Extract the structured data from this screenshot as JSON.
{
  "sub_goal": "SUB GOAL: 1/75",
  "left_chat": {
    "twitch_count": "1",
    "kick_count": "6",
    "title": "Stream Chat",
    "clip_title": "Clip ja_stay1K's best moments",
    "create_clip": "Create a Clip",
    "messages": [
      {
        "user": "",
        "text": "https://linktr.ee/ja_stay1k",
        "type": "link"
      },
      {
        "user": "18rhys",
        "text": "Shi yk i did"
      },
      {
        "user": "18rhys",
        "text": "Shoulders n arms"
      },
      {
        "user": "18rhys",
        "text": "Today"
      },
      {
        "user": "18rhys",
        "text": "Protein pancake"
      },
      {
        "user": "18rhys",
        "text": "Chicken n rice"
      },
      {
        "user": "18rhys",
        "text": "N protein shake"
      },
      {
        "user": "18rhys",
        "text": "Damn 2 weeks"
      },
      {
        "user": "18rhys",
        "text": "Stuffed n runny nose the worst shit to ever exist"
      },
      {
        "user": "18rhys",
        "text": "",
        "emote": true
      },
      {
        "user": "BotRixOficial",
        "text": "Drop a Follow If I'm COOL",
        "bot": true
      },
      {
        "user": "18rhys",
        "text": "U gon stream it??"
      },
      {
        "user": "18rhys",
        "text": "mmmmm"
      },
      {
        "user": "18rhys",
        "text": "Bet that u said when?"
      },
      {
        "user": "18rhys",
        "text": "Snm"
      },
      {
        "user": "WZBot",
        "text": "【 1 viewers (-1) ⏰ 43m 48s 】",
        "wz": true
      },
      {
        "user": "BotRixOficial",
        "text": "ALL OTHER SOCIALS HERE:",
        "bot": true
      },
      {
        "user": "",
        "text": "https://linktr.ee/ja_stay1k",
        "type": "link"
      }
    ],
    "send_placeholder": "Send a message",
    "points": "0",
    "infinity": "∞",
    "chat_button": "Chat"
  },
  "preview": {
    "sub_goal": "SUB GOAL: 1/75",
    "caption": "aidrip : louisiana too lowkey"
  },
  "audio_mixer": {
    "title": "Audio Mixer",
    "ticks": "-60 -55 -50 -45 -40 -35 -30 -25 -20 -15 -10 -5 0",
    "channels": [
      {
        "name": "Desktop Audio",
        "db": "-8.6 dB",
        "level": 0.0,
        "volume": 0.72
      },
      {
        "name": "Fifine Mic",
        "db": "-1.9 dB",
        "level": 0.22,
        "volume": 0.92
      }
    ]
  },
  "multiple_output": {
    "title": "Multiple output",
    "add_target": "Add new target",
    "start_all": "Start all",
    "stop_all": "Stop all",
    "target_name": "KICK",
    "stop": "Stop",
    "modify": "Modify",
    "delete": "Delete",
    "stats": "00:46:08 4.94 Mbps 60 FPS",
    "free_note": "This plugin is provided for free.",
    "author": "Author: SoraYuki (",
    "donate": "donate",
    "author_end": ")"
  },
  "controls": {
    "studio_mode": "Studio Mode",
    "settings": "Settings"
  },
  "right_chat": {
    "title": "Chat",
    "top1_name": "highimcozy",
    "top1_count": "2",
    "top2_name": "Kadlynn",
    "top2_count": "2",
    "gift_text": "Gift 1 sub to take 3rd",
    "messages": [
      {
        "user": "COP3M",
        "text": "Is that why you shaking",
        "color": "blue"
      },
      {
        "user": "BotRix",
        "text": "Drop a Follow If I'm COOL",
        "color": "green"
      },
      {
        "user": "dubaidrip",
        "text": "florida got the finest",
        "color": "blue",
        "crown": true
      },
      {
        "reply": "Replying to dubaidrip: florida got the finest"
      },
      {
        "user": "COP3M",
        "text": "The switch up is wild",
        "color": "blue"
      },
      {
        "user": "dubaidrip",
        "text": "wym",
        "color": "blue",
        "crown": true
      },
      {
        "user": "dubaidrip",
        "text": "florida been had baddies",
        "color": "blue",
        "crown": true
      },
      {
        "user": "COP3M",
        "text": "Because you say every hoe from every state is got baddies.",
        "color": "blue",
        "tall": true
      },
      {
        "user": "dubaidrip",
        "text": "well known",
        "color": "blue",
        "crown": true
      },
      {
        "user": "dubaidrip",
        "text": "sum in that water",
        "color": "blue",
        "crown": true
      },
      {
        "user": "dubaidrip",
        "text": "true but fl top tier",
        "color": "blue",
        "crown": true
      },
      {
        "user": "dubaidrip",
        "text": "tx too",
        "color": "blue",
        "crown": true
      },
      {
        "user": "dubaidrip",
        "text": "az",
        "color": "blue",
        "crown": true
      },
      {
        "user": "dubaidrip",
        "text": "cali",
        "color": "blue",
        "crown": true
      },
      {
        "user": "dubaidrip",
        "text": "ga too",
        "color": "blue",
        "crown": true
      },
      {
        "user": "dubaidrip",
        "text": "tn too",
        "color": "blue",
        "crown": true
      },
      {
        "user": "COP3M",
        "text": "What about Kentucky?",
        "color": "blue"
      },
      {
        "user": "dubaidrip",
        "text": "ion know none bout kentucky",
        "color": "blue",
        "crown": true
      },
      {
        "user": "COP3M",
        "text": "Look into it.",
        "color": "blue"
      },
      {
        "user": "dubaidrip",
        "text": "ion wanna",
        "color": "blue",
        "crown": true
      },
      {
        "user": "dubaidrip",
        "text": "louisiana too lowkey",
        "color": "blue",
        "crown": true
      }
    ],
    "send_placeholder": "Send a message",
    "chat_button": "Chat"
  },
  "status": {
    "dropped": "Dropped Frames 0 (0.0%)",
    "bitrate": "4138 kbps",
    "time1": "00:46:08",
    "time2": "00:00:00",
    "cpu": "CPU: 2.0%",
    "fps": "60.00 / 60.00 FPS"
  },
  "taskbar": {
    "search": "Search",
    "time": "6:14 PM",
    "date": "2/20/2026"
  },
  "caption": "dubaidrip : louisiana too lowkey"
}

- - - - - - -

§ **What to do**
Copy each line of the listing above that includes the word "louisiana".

§ **Written answer**
    "caption": "aidrip : louisiana too lowkey"
        "text": "louisiana too lowkey",
  "caption": "dubaidrip : louisiana too lowkey"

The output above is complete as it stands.